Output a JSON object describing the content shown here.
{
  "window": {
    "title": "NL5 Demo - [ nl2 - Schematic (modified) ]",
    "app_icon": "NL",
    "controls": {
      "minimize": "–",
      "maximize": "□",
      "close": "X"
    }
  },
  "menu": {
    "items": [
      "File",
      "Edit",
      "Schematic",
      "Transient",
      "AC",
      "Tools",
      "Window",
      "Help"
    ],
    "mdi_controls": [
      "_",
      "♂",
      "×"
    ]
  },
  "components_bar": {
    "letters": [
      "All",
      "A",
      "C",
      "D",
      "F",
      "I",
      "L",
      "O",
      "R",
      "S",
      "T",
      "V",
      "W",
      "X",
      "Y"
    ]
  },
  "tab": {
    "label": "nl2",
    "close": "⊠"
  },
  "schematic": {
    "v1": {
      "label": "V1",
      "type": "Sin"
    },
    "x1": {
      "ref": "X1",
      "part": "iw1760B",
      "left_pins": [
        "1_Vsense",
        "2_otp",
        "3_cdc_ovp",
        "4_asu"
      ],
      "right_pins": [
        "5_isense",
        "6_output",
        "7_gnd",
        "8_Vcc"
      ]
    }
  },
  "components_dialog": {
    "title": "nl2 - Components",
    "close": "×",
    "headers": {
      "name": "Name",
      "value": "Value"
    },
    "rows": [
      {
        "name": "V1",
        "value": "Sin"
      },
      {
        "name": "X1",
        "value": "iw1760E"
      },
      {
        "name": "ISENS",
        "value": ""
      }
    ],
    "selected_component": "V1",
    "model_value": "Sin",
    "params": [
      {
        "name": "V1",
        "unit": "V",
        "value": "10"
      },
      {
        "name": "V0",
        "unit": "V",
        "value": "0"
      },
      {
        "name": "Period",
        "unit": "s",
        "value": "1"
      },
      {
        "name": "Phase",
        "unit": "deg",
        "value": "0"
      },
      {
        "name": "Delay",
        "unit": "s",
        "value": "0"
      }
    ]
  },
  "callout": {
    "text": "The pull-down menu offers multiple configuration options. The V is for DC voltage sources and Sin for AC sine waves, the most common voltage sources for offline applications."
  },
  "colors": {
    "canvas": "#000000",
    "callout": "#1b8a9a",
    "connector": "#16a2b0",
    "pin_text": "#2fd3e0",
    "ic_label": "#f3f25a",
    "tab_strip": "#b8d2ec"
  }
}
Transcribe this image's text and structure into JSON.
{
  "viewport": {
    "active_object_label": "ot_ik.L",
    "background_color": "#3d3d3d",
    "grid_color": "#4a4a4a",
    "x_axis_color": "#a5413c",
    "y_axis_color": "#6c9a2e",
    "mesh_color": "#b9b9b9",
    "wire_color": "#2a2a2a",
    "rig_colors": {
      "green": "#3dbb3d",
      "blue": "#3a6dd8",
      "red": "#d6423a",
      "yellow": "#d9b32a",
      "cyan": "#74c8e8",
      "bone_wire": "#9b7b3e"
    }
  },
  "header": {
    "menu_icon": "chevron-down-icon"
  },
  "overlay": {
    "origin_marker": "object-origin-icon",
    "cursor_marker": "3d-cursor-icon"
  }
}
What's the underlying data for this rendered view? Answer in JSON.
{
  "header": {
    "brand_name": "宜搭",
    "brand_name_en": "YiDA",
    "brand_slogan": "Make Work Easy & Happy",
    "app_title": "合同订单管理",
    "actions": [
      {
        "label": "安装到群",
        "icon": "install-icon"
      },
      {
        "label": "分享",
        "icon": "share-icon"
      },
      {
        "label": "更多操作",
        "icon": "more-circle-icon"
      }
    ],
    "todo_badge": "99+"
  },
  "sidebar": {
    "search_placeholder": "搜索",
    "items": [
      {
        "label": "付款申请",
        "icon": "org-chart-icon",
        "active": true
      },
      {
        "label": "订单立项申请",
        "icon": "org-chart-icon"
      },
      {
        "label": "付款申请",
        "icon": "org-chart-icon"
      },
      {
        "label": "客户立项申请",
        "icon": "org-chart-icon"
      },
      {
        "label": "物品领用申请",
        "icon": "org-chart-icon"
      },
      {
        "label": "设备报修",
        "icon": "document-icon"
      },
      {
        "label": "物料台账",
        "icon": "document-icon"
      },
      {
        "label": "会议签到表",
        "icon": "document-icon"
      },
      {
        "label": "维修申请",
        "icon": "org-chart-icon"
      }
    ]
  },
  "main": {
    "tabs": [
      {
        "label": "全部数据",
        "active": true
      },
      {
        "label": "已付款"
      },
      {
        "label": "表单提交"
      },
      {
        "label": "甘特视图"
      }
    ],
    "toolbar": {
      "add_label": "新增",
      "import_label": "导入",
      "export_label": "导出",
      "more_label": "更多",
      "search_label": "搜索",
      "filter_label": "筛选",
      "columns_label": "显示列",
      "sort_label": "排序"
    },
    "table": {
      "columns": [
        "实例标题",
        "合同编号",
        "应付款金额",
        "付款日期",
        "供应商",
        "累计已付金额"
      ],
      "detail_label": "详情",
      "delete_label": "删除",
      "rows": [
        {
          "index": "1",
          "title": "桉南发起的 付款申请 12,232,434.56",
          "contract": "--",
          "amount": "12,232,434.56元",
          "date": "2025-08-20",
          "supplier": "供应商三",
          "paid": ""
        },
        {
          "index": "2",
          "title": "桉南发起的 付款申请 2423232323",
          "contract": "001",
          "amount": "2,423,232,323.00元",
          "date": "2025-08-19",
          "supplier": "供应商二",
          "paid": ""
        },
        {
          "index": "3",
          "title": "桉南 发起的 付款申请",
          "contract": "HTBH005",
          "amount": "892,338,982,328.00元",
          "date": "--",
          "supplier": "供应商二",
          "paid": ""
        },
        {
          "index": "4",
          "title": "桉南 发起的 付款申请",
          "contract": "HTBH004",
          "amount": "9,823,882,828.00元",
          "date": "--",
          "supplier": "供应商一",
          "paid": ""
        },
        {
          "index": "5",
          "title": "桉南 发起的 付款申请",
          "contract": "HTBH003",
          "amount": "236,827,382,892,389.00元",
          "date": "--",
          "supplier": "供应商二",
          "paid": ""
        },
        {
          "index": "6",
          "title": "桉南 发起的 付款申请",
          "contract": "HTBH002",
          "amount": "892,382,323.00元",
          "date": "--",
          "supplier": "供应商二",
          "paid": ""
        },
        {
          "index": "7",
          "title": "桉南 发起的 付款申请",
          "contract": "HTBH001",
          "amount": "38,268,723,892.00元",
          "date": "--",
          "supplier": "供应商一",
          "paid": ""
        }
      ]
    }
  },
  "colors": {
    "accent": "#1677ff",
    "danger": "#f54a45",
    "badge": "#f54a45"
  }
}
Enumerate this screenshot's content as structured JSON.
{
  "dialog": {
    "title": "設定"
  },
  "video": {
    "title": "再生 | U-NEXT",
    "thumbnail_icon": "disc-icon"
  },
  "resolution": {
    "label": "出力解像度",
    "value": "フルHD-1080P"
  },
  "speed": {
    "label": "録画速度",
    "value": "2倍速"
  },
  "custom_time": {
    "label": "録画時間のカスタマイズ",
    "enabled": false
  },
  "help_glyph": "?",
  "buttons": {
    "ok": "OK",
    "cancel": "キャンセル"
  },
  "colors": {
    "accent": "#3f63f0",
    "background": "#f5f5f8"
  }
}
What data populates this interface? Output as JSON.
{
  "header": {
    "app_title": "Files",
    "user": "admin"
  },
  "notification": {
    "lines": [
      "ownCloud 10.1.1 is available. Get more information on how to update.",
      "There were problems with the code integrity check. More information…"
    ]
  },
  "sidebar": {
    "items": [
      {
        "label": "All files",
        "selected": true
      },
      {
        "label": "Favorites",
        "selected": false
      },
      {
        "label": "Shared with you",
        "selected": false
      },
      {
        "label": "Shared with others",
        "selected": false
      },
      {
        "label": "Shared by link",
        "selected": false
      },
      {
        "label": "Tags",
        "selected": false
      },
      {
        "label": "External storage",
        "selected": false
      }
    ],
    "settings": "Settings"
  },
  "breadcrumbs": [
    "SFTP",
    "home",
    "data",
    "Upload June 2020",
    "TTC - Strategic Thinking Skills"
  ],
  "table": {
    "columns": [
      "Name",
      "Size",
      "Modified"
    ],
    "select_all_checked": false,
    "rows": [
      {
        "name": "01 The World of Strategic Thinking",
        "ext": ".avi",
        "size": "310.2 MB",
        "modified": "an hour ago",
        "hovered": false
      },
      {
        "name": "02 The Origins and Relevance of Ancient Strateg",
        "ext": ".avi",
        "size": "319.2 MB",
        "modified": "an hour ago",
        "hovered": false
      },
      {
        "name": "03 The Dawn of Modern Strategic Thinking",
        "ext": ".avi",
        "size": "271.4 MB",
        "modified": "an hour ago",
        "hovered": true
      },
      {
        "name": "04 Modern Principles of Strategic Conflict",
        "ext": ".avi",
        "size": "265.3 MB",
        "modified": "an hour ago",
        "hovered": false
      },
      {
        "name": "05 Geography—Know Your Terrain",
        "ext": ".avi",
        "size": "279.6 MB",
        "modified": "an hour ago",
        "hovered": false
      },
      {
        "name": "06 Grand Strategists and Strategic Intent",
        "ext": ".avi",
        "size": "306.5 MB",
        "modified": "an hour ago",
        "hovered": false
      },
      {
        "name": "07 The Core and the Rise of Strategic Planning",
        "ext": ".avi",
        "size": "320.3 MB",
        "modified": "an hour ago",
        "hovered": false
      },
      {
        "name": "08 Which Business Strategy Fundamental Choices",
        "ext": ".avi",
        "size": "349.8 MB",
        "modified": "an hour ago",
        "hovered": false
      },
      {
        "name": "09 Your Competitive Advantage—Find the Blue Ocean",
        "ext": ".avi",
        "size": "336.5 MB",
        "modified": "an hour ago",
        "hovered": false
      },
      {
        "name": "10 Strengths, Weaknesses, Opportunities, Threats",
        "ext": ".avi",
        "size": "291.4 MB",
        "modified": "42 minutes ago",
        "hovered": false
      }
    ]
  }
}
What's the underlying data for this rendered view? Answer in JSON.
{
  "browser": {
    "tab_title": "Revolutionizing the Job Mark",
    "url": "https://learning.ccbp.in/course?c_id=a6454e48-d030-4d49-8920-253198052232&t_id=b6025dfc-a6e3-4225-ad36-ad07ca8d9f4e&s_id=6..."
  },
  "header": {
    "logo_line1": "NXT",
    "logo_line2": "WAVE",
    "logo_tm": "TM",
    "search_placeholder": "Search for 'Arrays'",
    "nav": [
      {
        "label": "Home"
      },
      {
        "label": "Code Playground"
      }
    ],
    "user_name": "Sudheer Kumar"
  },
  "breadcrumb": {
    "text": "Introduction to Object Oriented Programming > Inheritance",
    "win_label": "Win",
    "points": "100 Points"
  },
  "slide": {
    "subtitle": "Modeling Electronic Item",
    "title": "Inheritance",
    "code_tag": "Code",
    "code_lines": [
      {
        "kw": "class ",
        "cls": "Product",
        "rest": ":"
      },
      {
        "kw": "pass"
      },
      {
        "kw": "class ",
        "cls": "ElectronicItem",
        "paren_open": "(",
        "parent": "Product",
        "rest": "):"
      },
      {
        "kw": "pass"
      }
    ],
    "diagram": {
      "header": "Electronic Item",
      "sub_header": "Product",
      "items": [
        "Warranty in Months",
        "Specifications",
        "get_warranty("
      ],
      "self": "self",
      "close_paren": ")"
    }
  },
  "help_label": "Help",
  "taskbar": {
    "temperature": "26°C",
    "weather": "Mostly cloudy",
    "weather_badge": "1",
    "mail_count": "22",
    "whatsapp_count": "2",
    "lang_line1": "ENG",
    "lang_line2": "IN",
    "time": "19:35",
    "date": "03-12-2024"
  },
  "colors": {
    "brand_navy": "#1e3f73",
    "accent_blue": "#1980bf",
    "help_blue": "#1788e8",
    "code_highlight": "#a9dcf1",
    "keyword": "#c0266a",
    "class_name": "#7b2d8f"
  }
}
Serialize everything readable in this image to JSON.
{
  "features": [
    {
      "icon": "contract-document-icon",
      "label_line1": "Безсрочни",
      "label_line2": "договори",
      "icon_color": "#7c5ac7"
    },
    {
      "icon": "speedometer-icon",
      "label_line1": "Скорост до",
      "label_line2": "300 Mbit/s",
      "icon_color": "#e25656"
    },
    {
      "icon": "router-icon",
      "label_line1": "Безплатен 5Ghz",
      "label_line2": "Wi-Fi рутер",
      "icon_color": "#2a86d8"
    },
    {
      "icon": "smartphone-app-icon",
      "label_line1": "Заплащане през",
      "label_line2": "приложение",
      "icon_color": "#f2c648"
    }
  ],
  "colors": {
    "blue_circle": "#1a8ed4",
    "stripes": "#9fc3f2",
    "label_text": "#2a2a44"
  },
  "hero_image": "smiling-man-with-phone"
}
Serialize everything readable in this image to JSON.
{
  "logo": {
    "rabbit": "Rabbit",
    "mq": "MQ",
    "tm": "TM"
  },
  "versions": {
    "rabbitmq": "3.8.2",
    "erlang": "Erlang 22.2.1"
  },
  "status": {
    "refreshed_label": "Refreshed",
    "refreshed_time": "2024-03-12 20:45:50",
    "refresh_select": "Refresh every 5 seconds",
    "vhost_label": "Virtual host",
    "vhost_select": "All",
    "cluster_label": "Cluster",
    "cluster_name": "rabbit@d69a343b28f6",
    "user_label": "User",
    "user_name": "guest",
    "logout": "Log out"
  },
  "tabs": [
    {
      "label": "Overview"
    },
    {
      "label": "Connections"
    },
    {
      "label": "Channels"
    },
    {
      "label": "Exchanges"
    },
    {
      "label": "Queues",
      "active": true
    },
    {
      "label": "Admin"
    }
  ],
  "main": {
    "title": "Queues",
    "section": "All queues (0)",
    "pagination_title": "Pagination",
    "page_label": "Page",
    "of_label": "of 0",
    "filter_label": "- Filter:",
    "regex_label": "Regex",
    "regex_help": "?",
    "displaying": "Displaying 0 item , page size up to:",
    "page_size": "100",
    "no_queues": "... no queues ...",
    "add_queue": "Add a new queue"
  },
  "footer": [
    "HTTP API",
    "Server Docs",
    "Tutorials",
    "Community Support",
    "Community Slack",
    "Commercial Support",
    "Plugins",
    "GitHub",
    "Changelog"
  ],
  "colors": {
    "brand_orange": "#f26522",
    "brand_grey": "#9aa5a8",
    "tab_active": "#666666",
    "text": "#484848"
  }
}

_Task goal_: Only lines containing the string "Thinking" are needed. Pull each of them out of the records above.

_Answer to the exercise_:
    "TTC - Strategic Thinking Skills"
        "name": "01 The World of Strategic Thinking",
        "name": "03 The Dawn of Modern Strategic Thinking",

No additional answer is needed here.